Puts the adapter immediately into sleep. Pressing the RES button on the module will wake it up.
There is an issue with the ESP8266’s deep sleep behaviour, because regardless of all interrupt and wake-up sources being disabled, the

Resources (all in my github repository)

Micron 3DP Metal Extruder

Adding an all-metal extruder to a Prusa i3.

The Wade extruder on my i3 started to slip and not enough filament was extruded, so the prints started to look flakier and flakier. I checked the extruder, refurbished the hobbled bolt, but the problem came quickly back. Only once I increased temperature to over 230C (for PLA!) it completed prints – of course the result looked like roasted marshmallows.

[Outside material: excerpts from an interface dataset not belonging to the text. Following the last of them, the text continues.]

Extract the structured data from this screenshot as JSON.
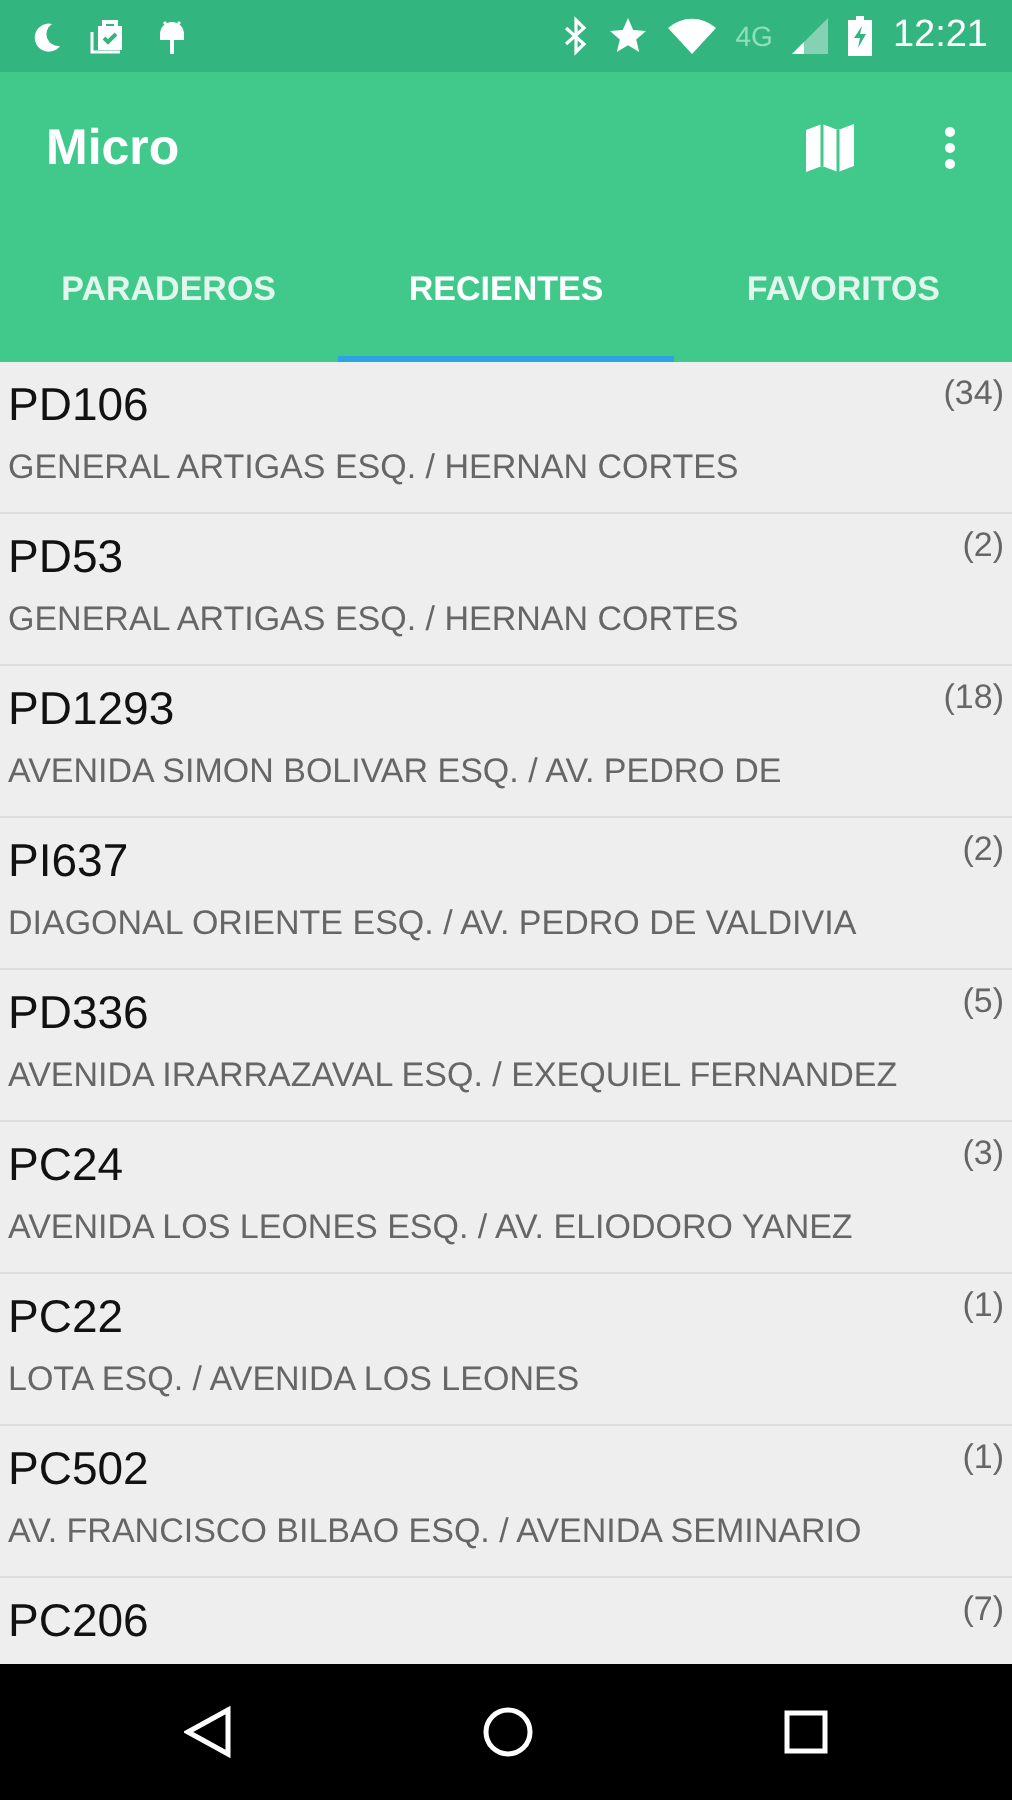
{
  "status_bar": {
    "network": "4G",
    "time": "12:21"
  },
  "app_bar": {
    "title": "Micro"
  },
  "tabs": [
    {
      "label": "PARADEROS",
      "selected": false
    },
    {
      "label": "RECIENTES",
      "selected": true
    },
    {
      "label": "FAVORITOS",
      "selected": false
    }
  ],
  "stops": [
    {
      "code": "PD106",
      "count": "(34)",
      "address": "GENERAL ARTIGAS ESQ. / HERNAN CORTES"
    },
    {
      "code": "PD53",
      "count": "(2)",
      "address": "GENERAL ARTIGAS ESQ. / HERNAN CORTES"
    },
    {
      "code": "PD1293",
      "count": "(18)",
      "address": "AVENIDA SIMON BOLIVAR ESQ. / AV. PEDRO DE"
    },
    {
      "code": "PI637",
      "count": "(2)",
      "address": "DIAGONAL ORIENTE ESQ. / AV. PEDRO DE VALDIVIA"
    },
    {
      "code": "PD336",
      "count": "(5)",
      "address": "AVENIDA IRARRAZAVAL ESQ. / EXEQUIEL FERNANDEZ"
    },
    {
      "code": "PC24",
      "count": "(3)",
      "address": "AVENIDA LOS LEONES ESQ. / AV. ELIODORO YANEZ"
    },
    {
      "code": "PC22",
      "count": "(1)",
      "address": "LOTA ESQ. / AVENIDA LOS LEONES"
    },
    {
      "code": "PC502",
      "count": "(1)",
      "address": "AV. FRANCISCO BILBAO ESQ. / AVENIDA SEMINARIO"
    },
    {
      "code": "PC206",
      "count": "(7)"
    }
  ]
}
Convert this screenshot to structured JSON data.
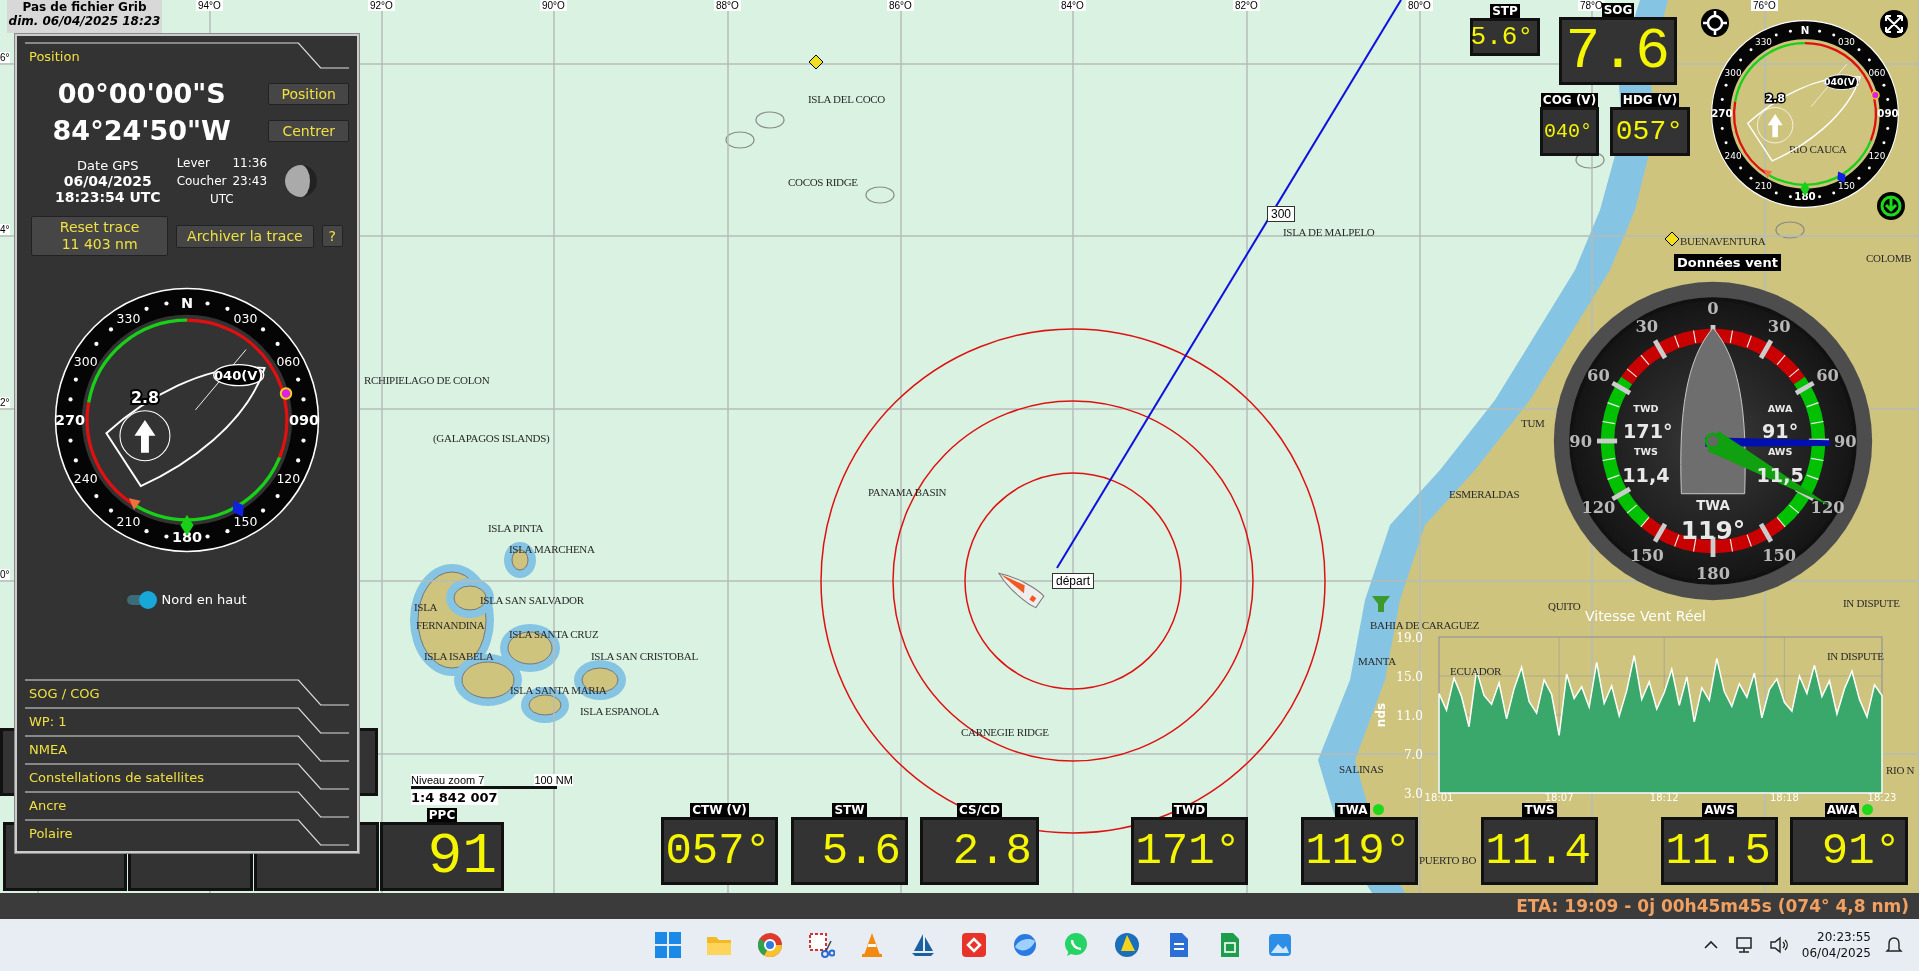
{
  "grib_notice": {
    "title": "Pas de fichier Grib",
    "date": "dim. 06/04/2025 18:23"
  },
  "map": {
    "longitude_labels": [
      "94°O",
      "92°O",
      "90°O",
      "88°O",
      "86°O",
      "84°O",
      "82°O",
      "80°O",
      "78°O",
      "76°O"
    ],
    "latitude_labels": [
      "6°",
      "4°",
      "2°",
      "0°"
    ],
    "place_labels": [
      "ISLA DEL COCO",
      "COCOS RIDGE",
      "ISLA DE MALPELO",
      "RCHIPIELAGO DE COLON",
      "(GALAPAGOS ISLANDS)",
      "PANAMA BASIN",
      "ISLA PINTA",
      "ISLA MARCHENA",
      "ISLA SAN SALVADOR",
      "ISLA",
      "FERNANDINA",
      "ISLA SANTA CRUZ",
      "ISLA ISABELA",
      "ISLA SAN CRISTOBAL",
      "ISLA SANTA MARIA",
      "ISLA ESPANOLA",
      "CARNEGIE RIDGE",
      "RIO CAUCA",
      "BUENAVENTURA",
      "COLOMB",
      "TUM",
      "ESMERALDAS",
      "QUITO",
      "IN DISPUTE",
      "BAHIA DE CARAGUEZ",
      "MANTA",
      "ECUADOR",
      "IN DISPUTE",
      "SALINAS",
      "RIO N",
      "PUERTO BO"
    ],
    "waypoint_label": "300",
    "boat_label": "départ",
    "scale": {
      "zoom": "Niveau zoom 7",
      "distance": "100 NM",
      "ratio": "1:4 842 007"
    }
  },
  "position_panel": {
    "title": "Position",
    "latitude": "00°00'00\"S",
    "longitude": "84°24'50\"W",
    "buttons": [
      "Position",
      "Centrer"
    ],
    "date_label": "Date GPS",
    "date": "06/04/2025",
    "time": "18:23:54 UTC",
    "sunrise_label": "Lever",
    "sunrise": "11:36",
    "sunset_label": "Coucher",
    "sunset": "23:43",
    "sun_zone": "UTC",
    "reset_button": {
      "label": "Reset trace",
      "value": "11 403 nm"
    },
    "archive_button": "Archiver la trace",
    "help_button": "?",
    "north_up_toggle": {
      "label": "Nord en haut",
      "on": true
    },
    "sections": [
      "SOG / COG",
      "WP: 1",
      "NMEA",
      "Constellations de satellites",
      "Ancre",
      "Polaire"
    ]
  },
  "panel_compass": {
    "ring_labels": [
      "N",
      "030",
      "060",
      "090",
      "120",
      "150",
      "180",
      "210",
      "240",
      "270",
      "300",
      "330"
    ],
    "heading_label": "040(V)",
    "current_speed": "2.8"
  },
  "instruments_top": [
    {
      "label": "STP",
      "value": "5.6°"
    },
    {
      "label": "SOG",
      "value": "7.6"
    },
    {
      "label": "COG (V)",
      "value": "040°"
    },
    {
      "label": "HDG (V)",
      "value": "057°"
    }
  ],
  "top_compass": {
    "ring_labels": [
      "N",
      "030",
      "060",
      "090",
      "120",
      "150",
      "180",
      "210",
      "240",
      "270",
      "300",
      "330"
    ],
    "heading_label": "040(V)",
    "current_speed": "2.8"
  },
  "wind_data_label": "Données vent",
  "wind_gauge": {
    "scale_labels": [
      "0",
      "30",
      "60",
      "90",
      "120",
      "150",
      "180",
      "150",
      "120",
      "90",
      "60",
      "30"
    ],
    "twd_label": "TWD",
    "twd": "171°",
    "awa_label": "AWA",
    "awa": "91°",
    "tws_label": "TWS",
    "tws": "11,4",
    "aws_label": "AWS",
    "aws": "11,5",
    "twa_label": "TWA",
    "twa": "119°"
  },
  "wind_chart": {
    "chart_data": {
      "type": "area",
      "title": "Vitesse Vent Réel",
      "ylabel": "nds",
      "grid": true,
      "ylim": [
        3,
        19
      ],
      "categories": [
        "18:01",
        null,
        null,
        null,
        null,
        null,
        null,
        null,
        null,
        null,
        null,
        null,
        null,
        null,
        null,
        null,
        "18:07",
        null,
        null,
        null,
        null,
        null,
        null,
        null,
        null,
        null,
        null,
        null,
        null,
        null,
        "18:12",
        null,
        null,
        null,
        null,
        null,
        null,
        null,
        null,
        null,
        null,
        null,
        null,
        null,
        null,
        null,
        "18:18",
        null,
        null,
        null,
        null,
        null,
        null,
        null,
        null,
        null,
        null,
        null,
        null,
        "18:23"
      ],
      "yticks": [
        {
          "value": 3,
          "label": "3.0"
        },
        {
          "value": 7,
          "label": "7.0"
        },
        {
          "value": 11,
          "label": "11.0"
        },
        {
          "value": 15,
          "label": "15.0"
        },
        {
          "value": 19,
          "label": "19.0"
        }
      ],
      "series": [
        {
          "color": "#3aa86b",
          "values": [
            13.2,
            11.5,
            14.8,
            12.9,
            9.8,
            15.6,
            13.0,
            12.1,
            14.3,
            10.6,
            13.7,
            15.9,
            12.4,
            11.2,
            14.6,
            13.1,
            8.9,
            15.2,
            12.7,
            13.9,
            11.8,
            16.4,
            12.2,
            14.0,
            10.9,
            13.5,
            17.1,
            12.6,
            14.4,
            11.6,
            13.3,
            15.7,
            12.0,
            14.9,
            10.3,
            13.8,
            12.5,
            16.8,
            13.4,
            11.9,
            14.2,
            12.8,
            15.3,
            10.7,
            13.6,
            14.7,
            12.3,
            11.4,
            15.0,
            13.2,
            16.1,
            12.9,
            14.5,
            11.1,
            13.7,
            15.5,
            12.6,
            10.8,
            14.1,
            13.0
          ]
        }
      ]
    }
  },
  "instruments_bottom": [
    {
      "label": "PPC",
      "value": "91",
      "indicator": false
    },
    {
      "label": "CTW (V)",
      "value": "057°",
      "indicator": false
    },
    {
      "label": "STW",
      "value": "5.6",
      "indicator": false
    },
    {
      "label": "CS/CD",
      "value": "2.8",
      "indicator": false
    },
    {
      "label": "TWD",
      "value": "171°",
      "indicator": false
    },
    {
      "label": "TWA",
      "value": "119°",
      "indicator": true
    },
    {
      "label": "TWS",
      "value": "11.4",
      "indicator": false
    },
    {
      "label": "AWS",
      "value": "11.5",
      "indicator": false
    },
    {
      "label": "AWA",
      "value": "91°",
      "indicator": true
    }
  ],
  "eta": "ETA: 19:09 - 0j 00h45m45s (074° 4,8 nm)",
  "taskbar": {
    "time": "20:23:55",
    "date": "06/04/2025"
  }
}
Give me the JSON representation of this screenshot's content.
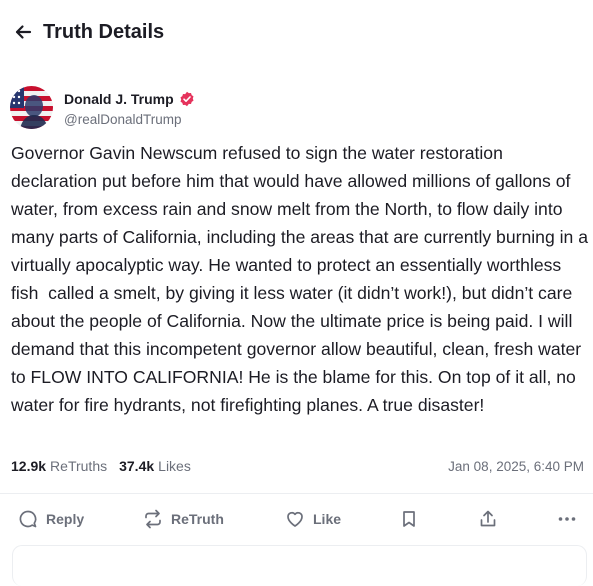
{
  "header": {
    "title": "Truth Details",
    "back_icon": "arrow-left-icon"
  },
  "author": {
    "name": "Donald J. Trump",
    "handle": "@realDonaldTrump",
    "verified_color": "#e5335c",
    "avatar_icon": "avatar-flag-portrait"
  },
  "post": {
    "text": "Governor Gavin Newscum refused to sign the water restoration declaration put before him that would have allowed millions of gallons of water, from excess rain and snow melt from the North, to flow daily into many parts of California, including the areas that are currently burning in a virtually apocalyptic way. He wanted to protect an essentially worthless fish  called a smelt, by giving it less water (it didn’t work!), but didn’t care about the people of California. Now the ultimate price is being paid. I will demand that this incompetent governor allow beautiful, clean, fresh water to FLOW INTO CALIFORNIA! He is the blame for this. On top of it all, no water for fire hydrants, not firefighting planes. A true disaster!"
  },
  "stats": {
    "retruths_count": "12.9k",
    "retruths_label": "ReTruths",
    "likes_count": "37.4k",
    "likes_label": "Likes",
    "date": "Jan 08, 2025, 6:40 PM"
  },
  "actions": {
    "reply_label": "Reply",
    "retruth_label": "ReTruth",
    "like_label": "Like",
    "icons": [
      "reply-icon",
      "retruth-icon",
      "like-icon",
      "bookmark-icon",
      "share-icon",
      "more-icon"
    ]
  }
}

So I ordered a new J-Head hot end (0.4mm) and a new all-metal extruder. Price on ebay was $175 plus $20 shipping. Quite steep, but I have no regrets! Build quality is excellent and the Nema 11 stepper has plenty of power thanks to the gearbox (at first, I used same driver setting as for my Wade extruder’s Nema 17 and subsequently the stepper would become very hot. Adjusting the reference voltage of the driver board to 0.45V solved the problem).

I had to print a new mount to fit the extruder. That was a bit of a challenge, given I own only one 3D printer, and that one was broken. I managed to get one decent print: enough to mount hold the new extruder in place. Once I had the printer re-adjusted (M92 X80.00 Y80.00 Z4000.00 E1333.33), the first task was to print a better mount.

Result is attached below.

Metal Extruder
Metal Extruder


Not sure if it’s the new extruder or the recalibration of the machine (incl. resetting x and z end stops), but now I am finally able to print straight onto glass (using a watered down PVA solution to improve stickyness).

Details for the mount are attached. I had to move the extruder a bit further out, so the Nema 11 motor would not crash into the right Z-thread.

Printing a fan mount is next. The extruder has two M3 holes at the front, that can be used to attach a fan (surely they were put there for something else, but they work just fine).

Screen Shot 2014-06-19 at 23.13.48


Metal extruder mount details (for prusa i3):

STL file: metal extruder mount (repaired).stl
Sketchup file:metal extruder mount.skp

Marlin configuration file (RAMPS 1.4): Marlin 1.0 config (EEPROM)